I Can’t Wait For A Thunder-Grizzlies Rematch

May 13, 2013; Memphis, TN, USA; Oklahoma City Thunder forward Serge Ibaka (9) guard Reggie Jackson (15) and forward Kevin Durant (35) walk off the court after game four of the 2013 NBA Playoffs against the Memphis Grizzlies. Memphis defeated Oklahoma 103-97 in overtime and lead the series 3-1. Mandatory Credit: Nelson Chenault-USA TODAY Sports

We’ve seen this movie before, the one in which David meets Goliath, Rocky Balboa fights Apollo Creed, William Wallace offers the bloods of thousands of Scots in return for a small taste of freedom. It’s the one where the underdog, shorthanded for some reason, fights tooth and nail for a shot at something greater than they could’ve ever imagined. An opportunity to make history. An opportunity to make a name for themselves. A blue collared tale a nation can relate to.
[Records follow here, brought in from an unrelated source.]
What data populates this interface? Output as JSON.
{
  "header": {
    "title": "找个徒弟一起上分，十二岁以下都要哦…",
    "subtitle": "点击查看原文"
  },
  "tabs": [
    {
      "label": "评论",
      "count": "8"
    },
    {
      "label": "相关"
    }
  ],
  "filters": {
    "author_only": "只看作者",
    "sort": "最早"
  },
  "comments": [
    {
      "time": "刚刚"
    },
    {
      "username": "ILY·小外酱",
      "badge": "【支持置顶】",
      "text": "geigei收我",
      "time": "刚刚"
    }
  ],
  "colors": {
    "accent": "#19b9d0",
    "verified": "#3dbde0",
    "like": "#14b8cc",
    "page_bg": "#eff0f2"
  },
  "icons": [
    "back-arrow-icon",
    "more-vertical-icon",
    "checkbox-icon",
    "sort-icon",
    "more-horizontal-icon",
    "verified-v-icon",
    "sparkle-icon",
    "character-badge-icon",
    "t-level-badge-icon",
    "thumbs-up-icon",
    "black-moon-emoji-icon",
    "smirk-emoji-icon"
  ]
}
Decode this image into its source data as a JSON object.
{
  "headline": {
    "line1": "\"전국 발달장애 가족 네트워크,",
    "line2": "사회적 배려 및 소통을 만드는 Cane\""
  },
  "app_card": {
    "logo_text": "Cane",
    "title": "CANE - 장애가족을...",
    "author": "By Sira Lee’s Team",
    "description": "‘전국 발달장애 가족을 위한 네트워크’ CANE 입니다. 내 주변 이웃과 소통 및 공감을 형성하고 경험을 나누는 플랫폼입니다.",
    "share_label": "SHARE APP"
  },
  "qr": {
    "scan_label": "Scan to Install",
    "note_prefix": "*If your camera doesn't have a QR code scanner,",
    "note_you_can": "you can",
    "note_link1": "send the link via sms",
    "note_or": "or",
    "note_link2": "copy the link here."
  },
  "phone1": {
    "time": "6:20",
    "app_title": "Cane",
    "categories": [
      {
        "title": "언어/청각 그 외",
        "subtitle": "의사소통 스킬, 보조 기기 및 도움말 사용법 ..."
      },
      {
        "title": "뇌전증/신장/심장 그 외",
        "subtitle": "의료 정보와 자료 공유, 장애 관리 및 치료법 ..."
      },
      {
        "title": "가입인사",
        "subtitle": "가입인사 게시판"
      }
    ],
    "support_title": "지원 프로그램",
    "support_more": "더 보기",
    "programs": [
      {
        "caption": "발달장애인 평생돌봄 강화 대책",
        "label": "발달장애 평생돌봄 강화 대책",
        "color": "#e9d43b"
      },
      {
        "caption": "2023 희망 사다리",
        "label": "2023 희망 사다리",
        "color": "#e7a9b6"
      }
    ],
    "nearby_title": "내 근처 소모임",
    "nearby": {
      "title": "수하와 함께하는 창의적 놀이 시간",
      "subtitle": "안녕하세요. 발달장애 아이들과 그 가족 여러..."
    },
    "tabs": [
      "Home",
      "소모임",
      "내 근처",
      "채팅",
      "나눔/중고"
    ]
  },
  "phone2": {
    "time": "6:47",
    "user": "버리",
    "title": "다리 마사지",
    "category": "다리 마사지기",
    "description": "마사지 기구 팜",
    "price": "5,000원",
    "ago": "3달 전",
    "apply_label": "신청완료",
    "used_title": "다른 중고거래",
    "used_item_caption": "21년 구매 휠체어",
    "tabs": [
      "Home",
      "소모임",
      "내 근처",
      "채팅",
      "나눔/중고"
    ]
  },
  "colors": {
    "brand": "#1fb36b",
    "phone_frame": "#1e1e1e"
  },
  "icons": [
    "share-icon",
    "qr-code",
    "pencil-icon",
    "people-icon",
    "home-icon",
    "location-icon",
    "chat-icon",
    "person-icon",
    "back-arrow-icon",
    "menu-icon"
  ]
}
Last season, this was the story of the Memphis Grizzlies. After the most successful regular season in franchise history, they came face-to-face with the perils of the apocalypse that is the Western Conference. With a fifth seed, they opened the playoffs with a series against the L.A. Clippers, who many believed had their number. Then, after they surprised many by dismantling them in six games, a second round matchup against another hobbling powerhouse was on the books; one that could have brought their Cinderella story to a harrowing end with the help of a one-man wrecking crew in Kevin Durant. The Thunder won game one thanks to a late surge led by star, setting a pace they were expected to maintain. Following that, the Grizzlies flipped the script and dominated the fourth quarter to tie the series 1-1 in the Chesapeake Energy Arena. Then they whittled off two wins at home in nail biting fashion, pushing the Thunder to the brink of elimination. In what was the final game of the series, the Grizzlies and Thunder battled for 48 minutes before Durant missed a routine pull-up over Tony Allen that would’ve tied the game and sent it into overtime. With that, the Grizzlies advanced to the Conference Finals — a place nobody expected them to be when they fell into a 0-2 hole against the Clippers just weeks before.

Without Russell Westbrook donning his usual getup, Durant was faced with a colossal task in that series, one that was too heavy even for his broad shoulders to carry. In five games, he struggled, averaging 28.8 points on 42.1 percent shooting from the floor. He looked human, for once — a testament to the suffocating defensive schemes the Grizzlies threw his way — missing game-winners and turning the ball over at a high rate. As a result, their championship aspirations came to a grinding halt, while the Grizzlies continued their unlikely climb up the NBA’s steep mountain.

Less than 12 months later, we’re here again. The Grizzlies found themselves fighting for a playoff spot until the very last day of the regular season, after they started slowly out of the gates thanks to a run of unfortunate injuries  — not an ideal situation for a team looking to repeat last season’s success. With the seventh seed in their hands and their backs against the wall, many expect their playoff run to be short-lived. They’re still the same defensive squad, living up to the grit-‘n-grind bill, and with some mid-season acquisitions, their offense received a much needed facelift. But, while the Thunder dealt with lethal injury bug, too, losing Russell Westbrook for an extended period of time with a knee injury, Kevin Durant exercised some demons in his absence, proving to the world that, in wake of a series which exposed a few shortcoming to his game, he is a changed man. A historic run in January put any concerns to bed, and since his point guard has returned to the lineup, the two have have looked like that the dynamic duo that led the Thunder to the NBA Finals two years ago.

As unexpected as the Grizzlies’ run was last season, there was a glimmer of hope. A pair of injuries to Blake Griffin and Russell Westbrook left the door ajar, and a game two victory on the Thunder’s home court was what they needed to get their foot in the Wester Conference Finals door. But now that Westbrook is back to his spry-self, the complexion of the series does indeed change. And, seeing as last season’s five-game series was decided by an average of 4.8 points per game, the combination of Westbrook’s return and Durant’s play as of late could be enough to tip the scales in the Thunder’s favor. However, in saying that, it’s possible that the Grizzlies still hold the blueprint on how to slow down the leagues leading scorer.

Time will tell if the Grizzlies are truly out of their depth, here, and there are plenty of questions that remain to be answered over the next few weeks. The jury is still out on Courtney Lee, and his consistency remains a concern. While the Grizzlies have been able to routinely carve out a pound of Durant’s flesh in the past, that knife may now be blunt after being overused. Either that, or his skin has just become impenetrable. Nevertheless, we’ve seen how this has played out before: a tough, resilient Grizzlies team that has no business pulling off upsets, waltzes into a hostile environment to steal a few games away, and before you know it, they’re the ones calling the shots. They did it against the Clippers. They did it against a beaten up Thunder squad. And they’ll be looking to do it again.

I can’t wait to see how it all plays out.

Scott Rafferty